TASK GOAL »
Locate every line below that contains the word "value" and copy it.

Items from an interface collection:
*** Begin section ***

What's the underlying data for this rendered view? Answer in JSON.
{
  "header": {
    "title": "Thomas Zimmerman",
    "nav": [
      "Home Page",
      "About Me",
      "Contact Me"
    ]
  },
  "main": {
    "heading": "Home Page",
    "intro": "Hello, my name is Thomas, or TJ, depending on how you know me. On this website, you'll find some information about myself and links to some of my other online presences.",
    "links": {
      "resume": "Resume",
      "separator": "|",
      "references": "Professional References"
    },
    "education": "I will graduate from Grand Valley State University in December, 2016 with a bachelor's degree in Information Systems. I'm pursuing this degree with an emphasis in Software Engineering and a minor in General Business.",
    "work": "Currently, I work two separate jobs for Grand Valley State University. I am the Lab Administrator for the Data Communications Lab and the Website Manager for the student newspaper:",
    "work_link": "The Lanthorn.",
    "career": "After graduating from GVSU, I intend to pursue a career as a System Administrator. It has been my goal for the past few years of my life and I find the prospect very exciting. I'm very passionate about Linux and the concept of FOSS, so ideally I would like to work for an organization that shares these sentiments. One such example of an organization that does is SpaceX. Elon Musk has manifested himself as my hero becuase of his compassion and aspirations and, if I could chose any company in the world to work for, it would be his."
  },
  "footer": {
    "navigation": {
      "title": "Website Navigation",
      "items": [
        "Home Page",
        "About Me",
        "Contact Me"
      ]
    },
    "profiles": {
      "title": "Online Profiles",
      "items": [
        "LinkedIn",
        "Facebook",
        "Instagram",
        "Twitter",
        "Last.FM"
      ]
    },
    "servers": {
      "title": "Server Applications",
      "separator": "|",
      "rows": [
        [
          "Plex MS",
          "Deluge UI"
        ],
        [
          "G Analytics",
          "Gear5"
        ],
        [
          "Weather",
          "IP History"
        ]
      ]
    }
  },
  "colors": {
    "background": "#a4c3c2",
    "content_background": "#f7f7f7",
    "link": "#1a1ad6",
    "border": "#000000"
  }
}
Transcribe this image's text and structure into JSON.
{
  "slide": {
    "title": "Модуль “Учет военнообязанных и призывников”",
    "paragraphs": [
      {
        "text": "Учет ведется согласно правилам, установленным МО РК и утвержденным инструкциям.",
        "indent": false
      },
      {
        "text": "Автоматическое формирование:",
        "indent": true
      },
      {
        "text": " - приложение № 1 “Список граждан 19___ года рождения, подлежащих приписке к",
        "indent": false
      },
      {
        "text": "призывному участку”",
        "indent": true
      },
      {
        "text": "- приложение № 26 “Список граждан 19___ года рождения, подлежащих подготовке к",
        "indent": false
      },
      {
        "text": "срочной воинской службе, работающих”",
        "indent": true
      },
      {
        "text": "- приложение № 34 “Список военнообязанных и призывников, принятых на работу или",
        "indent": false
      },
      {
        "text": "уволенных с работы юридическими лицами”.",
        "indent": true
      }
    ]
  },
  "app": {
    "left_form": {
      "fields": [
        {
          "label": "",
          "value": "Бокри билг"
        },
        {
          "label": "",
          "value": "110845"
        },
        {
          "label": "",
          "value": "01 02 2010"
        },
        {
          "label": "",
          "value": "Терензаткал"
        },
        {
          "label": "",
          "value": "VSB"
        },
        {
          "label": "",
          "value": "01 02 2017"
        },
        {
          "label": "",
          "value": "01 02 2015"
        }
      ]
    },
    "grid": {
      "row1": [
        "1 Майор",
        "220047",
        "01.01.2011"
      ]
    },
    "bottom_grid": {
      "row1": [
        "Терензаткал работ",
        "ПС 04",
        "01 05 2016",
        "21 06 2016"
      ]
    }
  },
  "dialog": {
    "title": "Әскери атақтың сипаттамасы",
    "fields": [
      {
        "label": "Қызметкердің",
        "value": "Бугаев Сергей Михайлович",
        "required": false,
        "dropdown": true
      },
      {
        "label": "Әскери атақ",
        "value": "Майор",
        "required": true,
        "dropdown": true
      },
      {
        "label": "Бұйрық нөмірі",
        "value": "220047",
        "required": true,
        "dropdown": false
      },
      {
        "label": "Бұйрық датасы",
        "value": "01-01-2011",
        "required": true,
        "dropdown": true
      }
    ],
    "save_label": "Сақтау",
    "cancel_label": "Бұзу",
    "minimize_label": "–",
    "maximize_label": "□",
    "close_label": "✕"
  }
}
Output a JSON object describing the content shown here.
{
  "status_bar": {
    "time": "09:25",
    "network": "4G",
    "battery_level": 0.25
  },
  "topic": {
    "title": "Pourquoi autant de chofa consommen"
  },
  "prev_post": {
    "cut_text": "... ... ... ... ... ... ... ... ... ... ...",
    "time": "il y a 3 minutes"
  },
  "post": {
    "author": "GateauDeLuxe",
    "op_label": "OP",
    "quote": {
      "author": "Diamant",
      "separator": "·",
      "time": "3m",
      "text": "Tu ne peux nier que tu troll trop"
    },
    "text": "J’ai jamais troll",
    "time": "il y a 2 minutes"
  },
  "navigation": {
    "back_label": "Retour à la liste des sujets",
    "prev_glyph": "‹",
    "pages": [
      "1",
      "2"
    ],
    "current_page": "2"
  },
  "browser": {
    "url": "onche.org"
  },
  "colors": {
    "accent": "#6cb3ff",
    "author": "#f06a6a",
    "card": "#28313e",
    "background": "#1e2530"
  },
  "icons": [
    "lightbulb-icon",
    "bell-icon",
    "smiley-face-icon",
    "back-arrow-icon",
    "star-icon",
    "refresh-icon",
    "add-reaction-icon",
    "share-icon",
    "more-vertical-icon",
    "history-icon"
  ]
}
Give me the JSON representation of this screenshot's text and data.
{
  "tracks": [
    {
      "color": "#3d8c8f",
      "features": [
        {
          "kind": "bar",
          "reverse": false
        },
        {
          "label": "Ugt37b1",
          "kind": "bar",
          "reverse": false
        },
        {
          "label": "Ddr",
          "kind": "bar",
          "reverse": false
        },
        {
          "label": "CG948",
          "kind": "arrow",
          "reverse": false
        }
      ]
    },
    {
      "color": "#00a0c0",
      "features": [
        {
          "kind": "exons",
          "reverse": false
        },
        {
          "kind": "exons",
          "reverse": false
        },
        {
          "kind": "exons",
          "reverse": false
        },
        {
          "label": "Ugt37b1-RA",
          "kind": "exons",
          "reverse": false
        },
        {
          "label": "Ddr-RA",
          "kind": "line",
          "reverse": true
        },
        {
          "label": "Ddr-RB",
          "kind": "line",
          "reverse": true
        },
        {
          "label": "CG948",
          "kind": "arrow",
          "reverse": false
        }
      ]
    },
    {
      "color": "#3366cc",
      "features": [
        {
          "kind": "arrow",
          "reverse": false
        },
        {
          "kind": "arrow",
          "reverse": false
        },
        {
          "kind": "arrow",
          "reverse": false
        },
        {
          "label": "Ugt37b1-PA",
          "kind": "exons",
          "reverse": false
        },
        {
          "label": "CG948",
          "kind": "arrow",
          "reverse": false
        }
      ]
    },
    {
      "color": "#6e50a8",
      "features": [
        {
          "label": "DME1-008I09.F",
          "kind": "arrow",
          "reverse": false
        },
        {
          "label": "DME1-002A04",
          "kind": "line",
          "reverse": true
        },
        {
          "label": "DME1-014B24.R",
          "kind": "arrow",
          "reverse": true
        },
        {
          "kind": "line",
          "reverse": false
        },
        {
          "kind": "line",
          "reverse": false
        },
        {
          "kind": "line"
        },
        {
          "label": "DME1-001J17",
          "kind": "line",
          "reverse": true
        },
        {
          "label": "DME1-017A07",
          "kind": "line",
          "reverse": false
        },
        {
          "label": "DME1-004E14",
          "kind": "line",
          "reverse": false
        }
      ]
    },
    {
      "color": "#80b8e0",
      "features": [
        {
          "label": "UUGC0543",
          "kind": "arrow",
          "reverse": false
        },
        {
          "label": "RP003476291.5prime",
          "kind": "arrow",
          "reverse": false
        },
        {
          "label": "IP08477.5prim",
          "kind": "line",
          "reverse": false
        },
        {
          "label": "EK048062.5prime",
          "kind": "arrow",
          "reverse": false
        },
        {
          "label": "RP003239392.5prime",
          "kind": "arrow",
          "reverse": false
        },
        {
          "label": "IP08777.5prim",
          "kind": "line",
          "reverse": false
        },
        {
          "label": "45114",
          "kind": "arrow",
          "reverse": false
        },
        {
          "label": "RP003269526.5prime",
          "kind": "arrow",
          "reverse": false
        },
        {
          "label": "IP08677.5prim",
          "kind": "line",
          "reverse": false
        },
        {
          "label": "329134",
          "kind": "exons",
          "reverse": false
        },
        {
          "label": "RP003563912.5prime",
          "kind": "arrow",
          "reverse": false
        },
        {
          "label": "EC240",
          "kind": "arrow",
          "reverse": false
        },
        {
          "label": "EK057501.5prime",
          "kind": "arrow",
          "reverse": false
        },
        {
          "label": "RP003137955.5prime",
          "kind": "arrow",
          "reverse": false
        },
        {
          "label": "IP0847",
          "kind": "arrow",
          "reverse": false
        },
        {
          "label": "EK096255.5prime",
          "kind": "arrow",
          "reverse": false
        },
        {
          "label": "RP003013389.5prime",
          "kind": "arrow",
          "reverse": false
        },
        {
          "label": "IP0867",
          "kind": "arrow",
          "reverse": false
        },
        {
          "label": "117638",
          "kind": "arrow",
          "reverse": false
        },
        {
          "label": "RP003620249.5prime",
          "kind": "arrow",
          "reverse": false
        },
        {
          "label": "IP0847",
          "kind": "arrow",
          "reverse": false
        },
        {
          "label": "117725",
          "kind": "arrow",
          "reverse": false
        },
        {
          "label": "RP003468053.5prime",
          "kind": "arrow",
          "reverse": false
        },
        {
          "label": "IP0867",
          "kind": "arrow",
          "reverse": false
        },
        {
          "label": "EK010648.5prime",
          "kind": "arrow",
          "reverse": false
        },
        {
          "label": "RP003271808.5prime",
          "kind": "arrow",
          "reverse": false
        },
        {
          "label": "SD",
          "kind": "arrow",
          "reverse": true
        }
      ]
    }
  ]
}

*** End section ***

RESULT OF THE TASK »
          "value": "Бокри билг"
          "value": "110845"
          "value": "01 02 2010"
          "value": "Терензаткал"
          "value": "VSB"
          "value": "01 02 2017"
          "value": "01 02 2015"
        "value": "Бугаев Сергей Михайлович",
        "value": "Майор",
        "value": "220047",
        "value": "01-01-2011",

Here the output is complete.